Print every entry exactly as written.
=== Section Start ===
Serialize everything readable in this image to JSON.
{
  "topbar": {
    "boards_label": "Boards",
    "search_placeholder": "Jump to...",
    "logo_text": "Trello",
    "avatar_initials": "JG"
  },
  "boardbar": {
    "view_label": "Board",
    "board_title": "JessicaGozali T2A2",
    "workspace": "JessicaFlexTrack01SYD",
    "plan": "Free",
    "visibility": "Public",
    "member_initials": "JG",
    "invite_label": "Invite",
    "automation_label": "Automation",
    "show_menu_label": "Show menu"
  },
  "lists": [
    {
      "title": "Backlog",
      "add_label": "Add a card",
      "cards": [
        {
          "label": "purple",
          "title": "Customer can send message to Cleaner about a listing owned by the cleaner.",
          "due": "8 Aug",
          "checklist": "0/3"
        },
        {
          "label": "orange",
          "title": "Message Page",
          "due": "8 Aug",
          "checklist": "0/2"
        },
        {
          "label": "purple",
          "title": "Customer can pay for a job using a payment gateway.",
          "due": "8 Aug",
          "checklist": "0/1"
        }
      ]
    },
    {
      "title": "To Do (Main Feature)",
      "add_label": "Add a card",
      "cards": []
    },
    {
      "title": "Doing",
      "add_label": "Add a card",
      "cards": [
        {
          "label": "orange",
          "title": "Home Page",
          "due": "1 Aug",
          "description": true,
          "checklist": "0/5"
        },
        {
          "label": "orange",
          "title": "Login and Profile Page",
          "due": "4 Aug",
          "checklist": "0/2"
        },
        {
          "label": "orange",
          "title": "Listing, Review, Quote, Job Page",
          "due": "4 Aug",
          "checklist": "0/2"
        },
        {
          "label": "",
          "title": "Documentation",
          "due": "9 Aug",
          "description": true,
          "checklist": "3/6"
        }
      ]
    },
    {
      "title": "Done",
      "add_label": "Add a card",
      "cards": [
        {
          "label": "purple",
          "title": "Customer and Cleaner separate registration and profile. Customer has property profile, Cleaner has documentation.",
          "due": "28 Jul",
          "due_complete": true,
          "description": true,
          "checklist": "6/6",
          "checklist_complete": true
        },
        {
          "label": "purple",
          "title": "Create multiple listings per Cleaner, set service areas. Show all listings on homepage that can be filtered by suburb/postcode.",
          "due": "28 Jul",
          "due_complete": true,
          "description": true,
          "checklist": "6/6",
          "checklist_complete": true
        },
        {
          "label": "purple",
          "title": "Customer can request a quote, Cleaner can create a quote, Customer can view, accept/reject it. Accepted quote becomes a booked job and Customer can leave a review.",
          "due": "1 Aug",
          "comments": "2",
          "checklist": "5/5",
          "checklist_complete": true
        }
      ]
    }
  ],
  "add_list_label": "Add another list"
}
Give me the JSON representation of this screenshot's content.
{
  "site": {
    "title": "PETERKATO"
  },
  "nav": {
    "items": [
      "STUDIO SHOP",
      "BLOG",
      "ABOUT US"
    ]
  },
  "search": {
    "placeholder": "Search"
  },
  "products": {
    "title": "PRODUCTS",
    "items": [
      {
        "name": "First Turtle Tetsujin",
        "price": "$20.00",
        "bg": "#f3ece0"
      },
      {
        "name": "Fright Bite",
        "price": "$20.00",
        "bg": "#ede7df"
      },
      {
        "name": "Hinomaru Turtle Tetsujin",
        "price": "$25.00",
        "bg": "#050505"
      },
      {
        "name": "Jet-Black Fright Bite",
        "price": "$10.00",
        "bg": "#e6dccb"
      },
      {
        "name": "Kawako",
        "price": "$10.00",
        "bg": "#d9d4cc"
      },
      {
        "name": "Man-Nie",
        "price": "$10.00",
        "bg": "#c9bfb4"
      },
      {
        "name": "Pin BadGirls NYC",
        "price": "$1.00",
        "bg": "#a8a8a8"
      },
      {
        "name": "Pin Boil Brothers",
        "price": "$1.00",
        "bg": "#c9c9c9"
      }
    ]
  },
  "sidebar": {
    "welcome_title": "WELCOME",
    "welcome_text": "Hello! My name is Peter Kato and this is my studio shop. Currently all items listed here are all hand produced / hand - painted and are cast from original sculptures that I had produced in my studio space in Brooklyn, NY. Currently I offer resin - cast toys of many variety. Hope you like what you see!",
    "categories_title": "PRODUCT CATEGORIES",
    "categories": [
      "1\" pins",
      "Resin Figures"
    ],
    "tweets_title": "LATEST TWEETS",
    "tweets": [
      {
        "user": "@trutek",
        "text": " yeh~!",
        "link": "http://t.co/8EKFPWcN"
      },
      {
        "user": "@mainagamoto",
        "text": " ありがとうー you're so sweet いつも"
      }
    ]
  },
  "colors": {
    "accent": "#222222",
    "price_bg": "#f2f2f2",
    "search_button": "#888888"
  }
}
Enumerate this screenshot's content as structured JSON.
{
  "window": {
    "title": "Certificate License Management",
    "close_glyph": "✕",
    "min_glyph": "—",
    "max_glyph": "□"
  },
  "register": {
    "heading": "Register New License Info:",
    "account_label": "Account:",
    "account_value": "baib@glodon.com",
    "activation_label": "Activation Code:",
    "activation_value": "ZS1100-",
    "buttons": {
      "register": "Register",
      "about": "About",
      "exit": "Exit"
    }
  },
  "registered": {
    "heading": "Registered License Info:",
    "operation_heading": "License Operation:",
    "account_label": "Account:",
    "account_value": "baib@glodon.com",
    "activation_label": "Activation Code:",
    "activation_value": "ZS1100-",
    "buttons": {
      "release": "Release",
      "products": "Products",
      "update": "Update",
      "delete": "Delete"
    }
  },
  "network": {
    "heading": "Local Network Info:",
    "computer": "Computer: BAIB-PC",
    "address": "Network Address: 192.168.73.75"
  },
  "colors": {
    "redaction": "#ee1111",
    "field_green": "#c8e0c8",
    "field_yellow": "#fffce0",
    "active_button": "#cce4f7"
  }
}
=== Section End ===
EXPECTED ANSWER
Serialize everything readable in this image to JSON.
{
  "topbar": {
    "boards_label": "Boards",
    "search_placeholder": "Jump to...",
    "logo_text": "Trello",
    "avatar_initials": "JG"
  },
  "boardbar": {
    "view_label": "Board",
    "board_title": "JessicaGozali T2A2",
    "workspace": "JessicaFlexTrack01SYD",
    "plan": "Free",
    "visibility": "Public",
    "member_initials": "JG",
    "invite_label": "Invite",
    "automation_label": "Automation",
    "show_menu_label": "Show menu"
  },
  "lists": [
    {
      "title": "Backlog",
      "add_label": "Add a card",
      "cards": [
        {
          "label": "purple",
          "title": "Customer can send message to Cleaner about a listing owned by the cleaner.",
          "due": "8 Aug",
          "checklist": "0/3"
        },
        {
          "label": "orange",
          "title": "Message Page",
          "due": "8 Aug",
          "checklist": "0/2"
        },
        {
          "label": "purple",
          "title": "Customer can pay for a job using a payment gateway.",
          "due": "8 Aug",
          "checklist": "0/1"
        }
      ]
    },
    {
      "title": "To Do (Main Feature)",
      "add_label": "Add a card",
      "cards": []
    },
    {
      "title": "Doing",
      "add_label": "Add a card",
      "cards": [
        {
          "label": "orange",
          "title": "Home Page",
          "due": "1 Aug",
          "description": true,
          "checklist": "0/5"
        },
        {
          "label": "orange",
          "title": "Login and Profile Page",
          "due": "4 Aug",
          "checklist": "0/2"
        },
        {
          "label": "orange",
          "title": "Listing, Review, Quote, Job Page",
          "due": "4 Aug",
          "checklist": "0/2"
        },
        {
          "label": "",
          "title": "Documentation",
          "due": "9 Aug",
          "description": true,
          "checklist": "3/6"
        }
      ]
    },
    {
      "title": "Done",
      "add_label": "Add a card",
      "cards": [
        {
          "label": "purple",
          "title": "Customer and Cleaner separate registration and profile. Customer has property profile, Cleaner has documentation.",
          "due": "28 Jul",
          "due_complete": true,
          "description": true,
          "checklist": "6/6",
          "checklist_complete": true
        },
        {
          "label": "purple",
          "title": "Create multiple listings per Cleaner, set service areas. Show all listings on homepage that can be filtered by suburb/postcode.",
          "due": "28 Jul",
          "due_complete": true,
          "description": true,
          "checklist": "6/6",
          "checklist_complete": true
        },
        {
          "label": "purple",
          "title": "Customer can request a quote, Cleaner can create a quote, Customer can view, accept/reject it. Accepted quote becomes a booked job and Customer can leave a review.",
          "due": "1 Aug",
          "comments": "2",
          "checklist": "5/5",
          "checklist_complete": true
        }
      ]
    }
  ],
  "add_list_label": "Add another list"
}
Give me the JSON representation of this screenshot's content.
{
  "site": {
    "title": "PETERKATO"
  },
  "nav": {
    "items": [
      "STUDIO SHOP",
      "BLOG",
      "ABOUT US"
    ]
  },
  "search": {
    "placeholder": "Search"
  },
  "products": {
    "title": "PRODUCTS",
    "items": [
      {
        "name": "First Turtle Tetsujin",
        "price": "$20.00",
        "bg": "#f3ece0"
      },
      {
        "name": "Fright Bite",
        "price": "$20.00",
        "bg": "#ede7df"
      },
      {
        "name": "Hinomaru Turtle Tetsujin",
        "price": "$25.00",
        "bg": "#050505"
      },
      {
        "name": "Jet-Black Fright Bite",
        "price": "$10.00",
        "bg": "#e6dccb"
      },
      {
        "name": "Kawako",
        "price": "$10.00",
        "bg": "#d9d4cc"
      },
      {
        "name": "Man-Nie",
        "price": "$10.00",
        "bg": "#c9bfb4"
      },
      {
        "name": "Pin BadGirls NYC",
        "price": "$1.00",
        "bg": "#a8a8a8"
      },
      {
        "name": "Pin Boil Brothers",
        "price": "$1.00",
        "bg": "#c9c9c9"
      }
    ]
  },
  "sidebar": {
    "welcome_title": "WELCOME",
    "welcome_text": "Hello! My name is Peter Kato and this is my studio shop. Currently all items listed here are all hand produced / hand - painted and are cast from original sculptures that I had produced in my studio space in Brooklyn, NY. Currently I offer resin - cast toys of many variety. Hope you like what you see!",
    "categories_title": "PRODUCT CATEGORIES",
    "categories": [
      "1\" pins",
      "Resin Figures"
    ],
    "tweets_title": "LATEST TWEETS",
    "tweets": [
      {
        "user": "@trutek",
        "text": " yeh~!",
        "link": "http://t.co/8EKFPWcN"
      },
      {
        "user": "@mainagamoto",
        "text": " ありがとうー you're so sweet いつも"
      }
    ]
  },
  "colors": {
    "accent": "#222222",
    "price_bg": "#f2f2f2",
    "search_button": "#888888"
  }
}
Enumerate this screenshot's content as structured JSON.
{
  "window": {
    "title": "Certificate License Management",
    "close_glyph": "✕",
    "min_glyph": "—",
    "max_glyph": "□"
  },
  "register": {
    "heading": "Register New License Info:",
    "account_label": "Account:",
    "account_value": "baib@glodon.com",
    "activation_label": "Activation Code:",
    "activation_value": "ZS1100-",
    "buttons": {
      "register": "Register",
      "about": "About",
      "exit": "Exit"
    }
  },
  "registered": {
    "heading": "Registered License Info:",
    "operation_heading": "License Operation:",
    "account_label": "Account:",
    "account_value": "baib@glodon.com",
    "activation_label": "Activation Code:",
    "activation_value": "ZS1100-",
    "buttons": {
      "release": "Release",
      "products": "Products",
      "update": "Update",
      "delete": "Delete"
    }
  },
  "network": {
    "heading": "Local Network Info:",
    "computer": "Computer: BAIB-PC",
    "address": "Network Address: 192.168.73.75"
  },
  "colors": {
    "redaction": "#ee1111",
    "field_green": "#c8e0c8",
    "field_yellow": "#fffce0",
    "active_button": "#cce4f7"
  }
}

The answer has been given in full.